Problem statement
Return the data that follows exactly as it appears. Pictures do not belong in the copy.

Supplied information
• • • • • • •
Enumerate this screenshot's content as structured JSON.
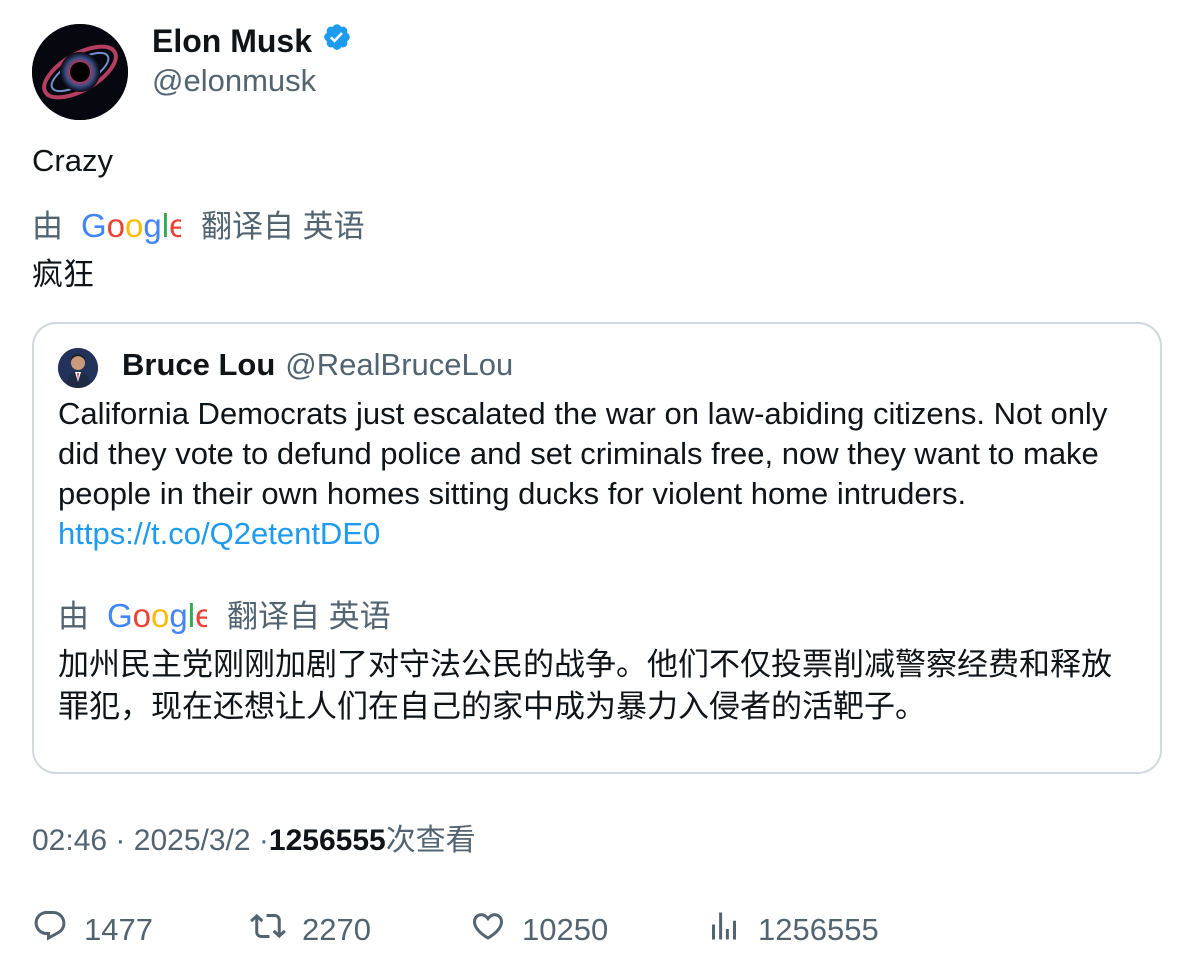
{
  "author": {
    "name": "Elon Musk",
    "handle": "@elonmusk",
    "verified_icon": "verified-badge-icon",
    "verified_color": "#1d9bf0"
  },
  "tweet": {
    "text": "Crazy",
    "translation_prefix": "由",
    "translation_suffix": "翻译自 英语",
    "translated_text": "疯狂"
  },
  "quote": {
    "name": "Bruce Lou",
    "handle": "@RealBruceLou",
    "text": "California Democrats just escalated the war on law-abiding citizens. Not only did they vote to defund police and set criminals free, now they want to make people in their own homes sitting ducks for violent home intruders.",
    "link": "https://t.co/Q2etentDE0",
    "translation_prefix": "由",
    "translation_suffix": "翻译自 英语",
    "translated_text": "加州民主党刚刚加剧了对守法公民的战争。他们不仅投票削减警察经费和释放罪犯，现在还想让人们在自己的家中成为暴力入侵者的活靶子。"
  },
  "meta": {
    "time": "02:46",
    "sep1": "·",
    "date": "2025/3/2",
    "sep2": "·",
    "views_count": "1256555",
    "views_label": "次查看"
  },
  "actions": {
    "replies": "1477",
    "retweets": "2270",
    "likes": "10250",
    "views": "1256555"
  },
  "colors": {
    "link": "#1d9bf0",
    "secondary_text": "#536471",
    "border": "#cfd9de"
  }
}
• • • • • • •
Result
Enumerate this screenshot's content as structured JSON.
{
  "author": {
    "name": "Elon Musk",
    "handle": "@elonmusk",
    "verified_icon": "verified-badge-icon",
    "verified_color": "#1d9bf0"
  },
  "tweet": {
    "text": "Crazy",
    "translation_prefix": "由",
    "translation_suffix": "翻译自 英语",
    "translated_text": "疯狂"
  },
  "quote": {
    "name": "Bruce Lou",
    "handle": "@RealBruceLou",
    "text": "California Democrats just escalated the war on law-abiding citizens. Not only did they vote to defund police and set criminals free, now they want to make people in their own homes sitting ducks for violent home intruders.",
    "link": "https://t.co/Q2etentDE0",
    "translation_prefix": "由",
    "translation_suffix": "翻译自 英语",
    "translated_text": "加州民主党刚刚加剧了对守法公民的战争。他们不仅投票削减警察经费和释放罪犯，现在还想让人们在自己的家中成为暴力入侵者的活靶子。"
  },
  "meta": {
    "time": "02:46",
    "sep1": "·",
    "date": "2025/3/2",
    "sep2": "·",
    "views_count": "1256555",
    "views_label": "次查看"
  },
  "actions": {
    "replies": "1477",
    "retweets": "2270",
    "likes": "10250",
    "views": "1256555"
  },
  "colors": {
    "link": "#1d9bf0",
    "secondary_text": "#536471",
    "border": "#cfd9de"
  }
}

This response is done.